Tyler Cowen: Consider change at the ‘margin’

Does the world have too many writers, or not enough? What about comparative literature professors? How should we think about the future of literary culture when the written word is becoming so much more culturally dominant at the same time as books and journalism are falling apart?

What variable are we changing at the margin? If people watch less TV and write more, that is probably a plus. I also would favour fewer photographs and more writing. But I wouldn’t cut back on charity to increase the quantity of writing. If only comparative literature professors were people who simply loved books — at the margin a bit more like used book store owners and somewhat less like professors — and would compare them to each other…then I would want more of them. Until then, I don’t know how to keep the extra ones busy.

—Tyler Cowen in Theo asks, and I intersperse my answers

I loved this (underlined) bit. Merely evaluating ‘change’ can be too broad, too subjective to whims. Evaluating variables that are changing at ‘the margin’, is a way better approach.

Contracts & social media

Tyler Cowen thinks notes that “due to social media it will be increasingly difficult to write and enforce retail contracts with legal meanings very different from their ‘common sense’ meanings.”

Airline Shares and Whistleblowers, April 13, 2017 at 11:24AM

Reality of the Raj, and the recovery

… in the post-colonial period is that a democratic Indian government endeavored to invest more in the health and education of more citizens, however imperfectly this was implemented. The British, in contrast, supplied fewer public goods and too often the expenditures were directed toward defending British rule, extracting revenue or ensuring India as a captive market for British goods.

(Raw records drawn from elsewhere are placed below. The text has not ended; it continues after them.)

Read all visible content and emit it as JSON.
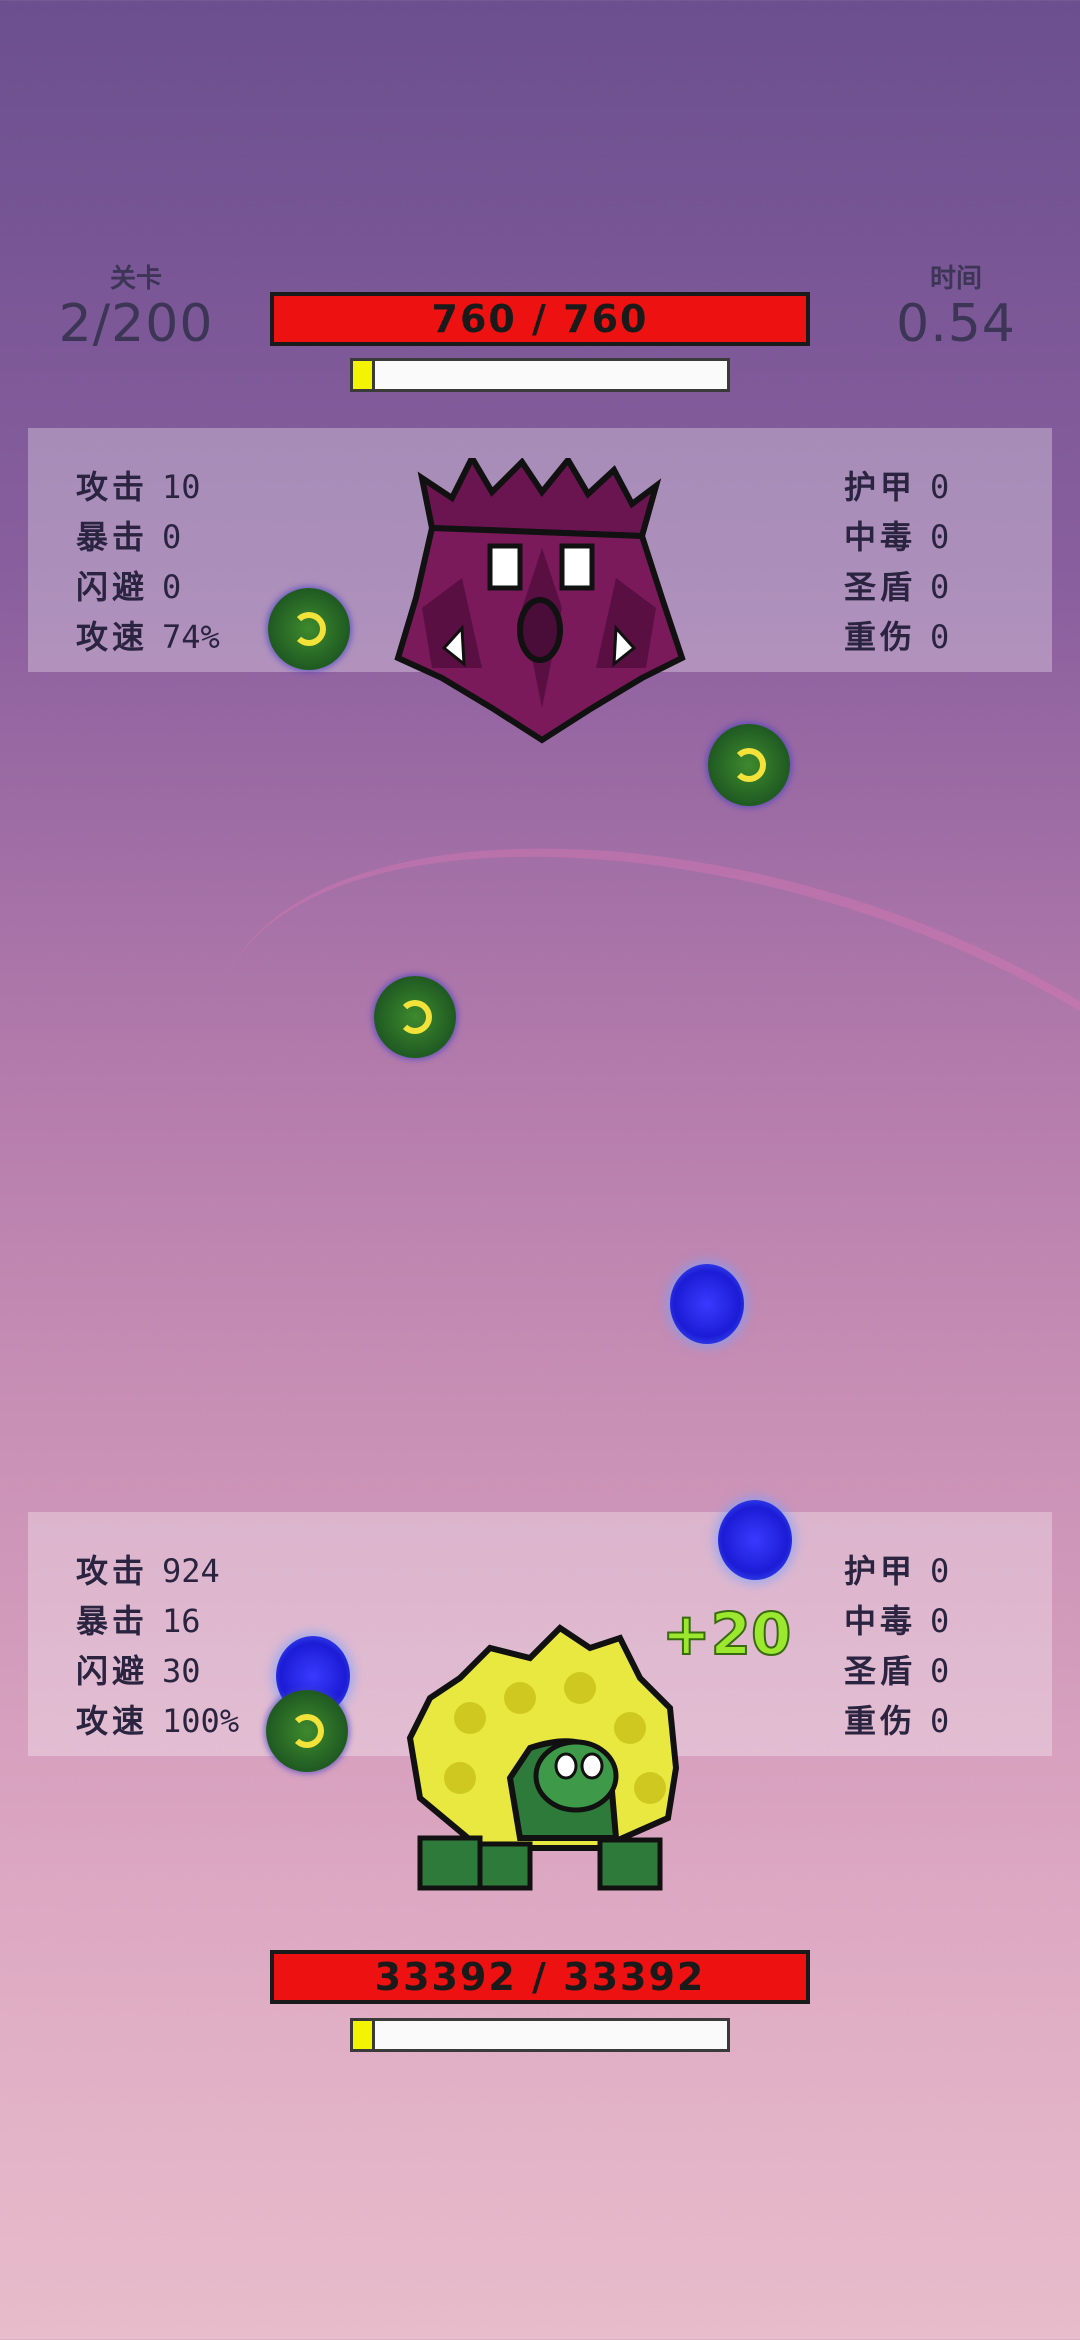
{
  "hud": {
    "level_label": "关卡",
    "level_value": "2/200",
    "time_label": "时间",
    "time_value": "0.54"
  },
  "enemy": {
    "hp_text": "760 / 760",
    "hp_fraction": 1.0,
    "charge_fraction": 0.05,
    "stats_left": [
      {
        "label": "攻击",
        "value": "10"
      },
      {
        "label": "暴击",
        "value": "0"
      },
      {
        "label": "闪避",
        "value": "0"
      },
      {
        "label": "攻速",
        "value": "74%"
      }
    ],
    "stats_right": [
      {
        "label": "护甲",
        "value": "0"
      },
      {
        "label": "中毒",
        "value": "0"
      },
      {
        "label": "圣盾",
        "value": "0"
      },
      {
        "label": "重伤",
        "value": "0"
      }
    ]
  },
  "player": {
    "hp_text": "33392 / 33392",
    "hp_fraction": 1.0,
    "charge_fraction": 0.05,
    "heal_popup": "+20",
    "stats_left": [
      {
        "label": "攻击",
        "value": "924"
      },
      {
        "label": "暴击",
        "value": "16"
      },
      {
        "label": "闪避",
        "value": "30"
      },
      {
        "label": "攻速",
        "value": "100%"
      }
    ],
    "stats_right": [
      {
        "label": "护甲",
        "value": "0"
      },
      {
        "label": "中毒",
        "value": "0"
      },
      {
        "label": "圣盾",
        "value": "0"
      },
      {
        "label": "重伤",
        "value": "0"
      }
    ]
  },
  "colors": {
    "hp_bar": "#ee1111",
    "charge_fill": "#f4f400",
    "enemy_body": "#7a1a5a",
    "player_shell": "#e8e840",
    "player_body": "#2e7a3a"
  },
  "icons": {
    "enemy": "purple-spiked-monster-sprite",
    "player": "yellow-shell-turtle-sprite",
    "green_projectile": "green-orb-icon",
    "blue_projectile": "blue-energy-orb-icon"
  }
}
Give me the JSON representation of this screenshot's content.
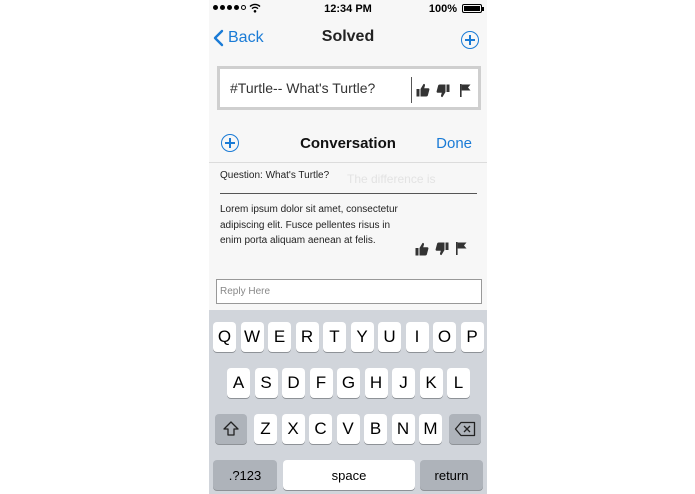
{
  "status": {
    "time": "12:34 PM",
    "battery": "100%",
    "battery_level": 1.0
  },
  "nav": {
    "back_label": "Back",
    "title": "Solved"
  },
  "question_card": {
    "text": "#Turtle-- What's Turtle?"
  },
  "conversation": {
    "title": "Conversation",
    "done_label": "Done",
    "faded_text": "The difference is",
    "question": "Question: What's Turtle?",
    "answer": "Lorem ipsum dolor sit amet, consectetur adipiscing elit. Fusce pellentes risus in enim porta aliquam aenean at felis."
  },
  "reply": {
    "placeholder": "Reply Here"
  },
  "keyboard": {
    "row1": [
      "Q",
      "W",
      "E",
      "R",
      "T",
      "Y",
      "U",
      "I",
      "O",
      "P"
    ],
    "row2": [
      "A",
      "S",
      "D",
      "F",
      "G",
      "H",
      "J",
      "K",
      "L"
    ],
    "row3": [
      "Z",
      "X",
      "C",
      "V",
      "B",
      "N",
      "M"
    ],
    "numbers_label": ".?123",
    "space_label": "space",
    "return_label": "return"
  },
  "icons": [
    "wifi-icon",
    "battery-icon",
    "chevron-left-icon",
    "plus-icon",
    "thumbs-up-icon",
    "thumbs-down-icon",
    "flag-icon",
    "shift-icon",
    "delete-icon"
  ],
  "colors": {
    "accent": "#1a7bd6",
    "keyboard_bg": "#d1d5db",
    "key": "#ffffff",
    "key_dark": "#aeb3ba"
  }
}
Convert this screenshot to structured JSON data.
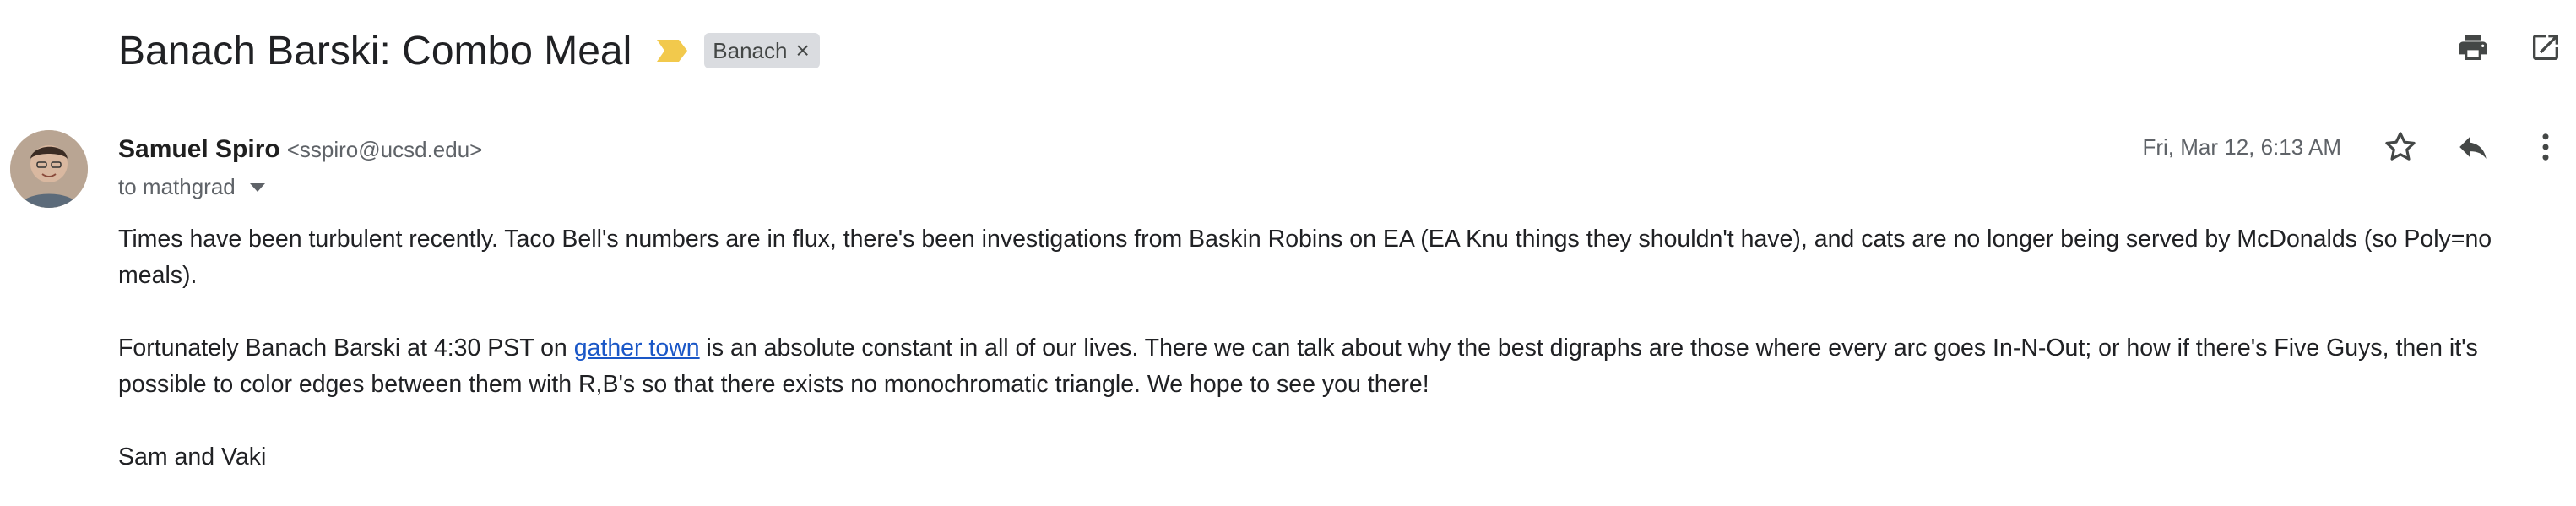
{
  "email": {
    "subject": "Banach Barski: Combo Meal",
    "label": "Banach",
    "sender_name": "Samuel Spiro",
    "sender_email": "<sspiro@ucsd.edu>",
    "to_text": "to mathgrad",
    "date": "Fri, Mar 12, 6:13 AM",
    "body": {
      "p1": "Times have been turbulent recently.  Taco Bell's numbers are in flux, there's been investigations from Baskin Robins on EA (EA Knu things they shouldn't have), and cats are no longer being served by McDonalds (so Poly=no meals).",
      "p2_before": "Fortunately Banach Barski at 4:30 PST on ",
      "p2_link": "gather town",
      "p2_after": " is an absolute constant in all of our lives.  There we can talk about why the best digraphs are those where every arc goes In-N-Out; or how if there's Five Guys, then it's possible to color edges between them with R,B's so that there exists no monochromatic triangle.  We hope to see you there!",
      "signature": "Sam and Vaki"
    }
  },
  "icons": {
    "importance": "importance-marker-icon",
    "label_remove": "close-icon",
    "print": "print-icon",
    "open_new_window": "open-in-new-icon",
    "expand_recipients": "chevron-down-icon",
    "star": "star-icon",
    "reply": "reply-icon",
    "more": "more-vert-icon"
  },
  "colors": {
    "importance": "#f2c94c",
    "link": "#1a57c7",
    "chip_bg": "#dadce0"
  }
}
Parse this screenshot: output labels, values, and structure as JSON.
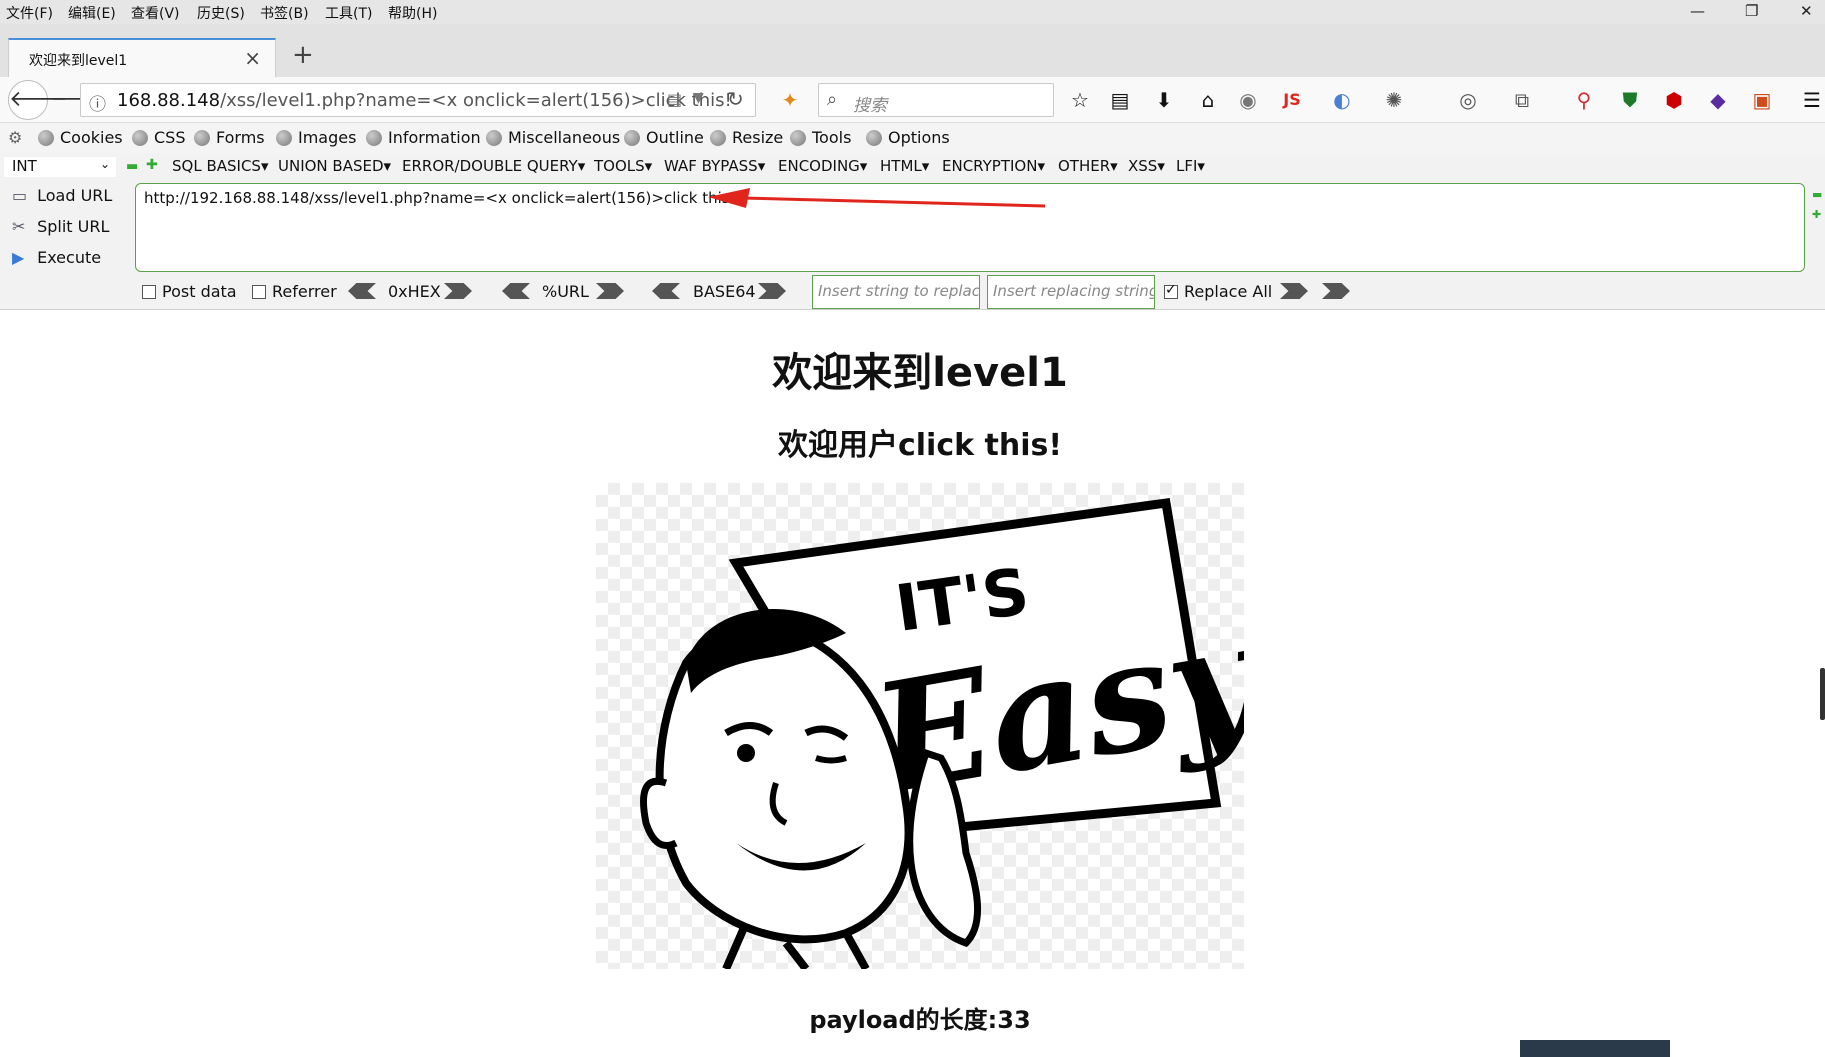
{
  "menubar": {
    "items": [
      "文件(F)",
      "编辑(E)",
      "查看(V)",
      "历史(S)",
      "书签(B)",
      "工具(T)",
      "帮助(H)"
    ]
  },
  "tab": {
    "title": "欢迎来到level1"
  },
  "urlbar": {
    "host": "168.88.148",
    "path": "/xss/level1.php?name=<x onclick=alert(156)>click this!"
  },
  "search": {
    "placeholder": "搜索"
  },
  "bookmarks": [
    "Cookies",
    "CSS",
    "Forms",
    "Images",
    "Information",
    "Miscellaneous",
    "Outline",
    "Resize",
    "Tools",
    "Options"
  ],
  "hackbar": {
    "type_select": "INT",
    "menus": [
      "SQL BASICS",
      "UNION BASED",
      "ERROR/DOUBLE QUERY",
      "TOOLS",
      "WAF BYPASS",
      "ENCODING",
      "HTML",
      "ENCRYPTION",
      "OTHER",
      "XSS",
      "LFI"
    ],
    "actions": [
      "Load URL",
      "Split URL",
      "Execute"
    ],
    "url_value": "http://192.168.88.148/xss/level1.php?name=<x onclick=alert(156)>click this!",
    "post_data_label": "Post data",
    "referrer_label": "Referrer",
    "encoders": [
      "0xHEX",
      "%URL",
      "BASE64"
    ],
    "replace_placeholder": "Insert string to replace",
    "replacing_placeholder": "Insert replacing string",
    "replace_all_label": "Replace All",
    "replace_all_checked": true
  },
  "page": {
    "heading": "欢迎来到level1",
    "subheading": "欢迎用户click this!",
    "image_text": "IT'S Easy",
    "payload_length": "payload的长度:33"
  },
  "colors": {
    "arrow": "#e0261c",
    "hackbar_border": "#5ca14a",
    "js_badge": "#e0261c"
  }
}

Legacy of British Rule Is Still Holding India Back, April 13, 2017 at 05:10 PM

Both of these are largely forgotten, if not deliberately erased.

Many Indians tend to blame post-colonial democratic governments for bringing India down.

Most British students are barely taught the reality of British colonial rule from perspective of the colonised.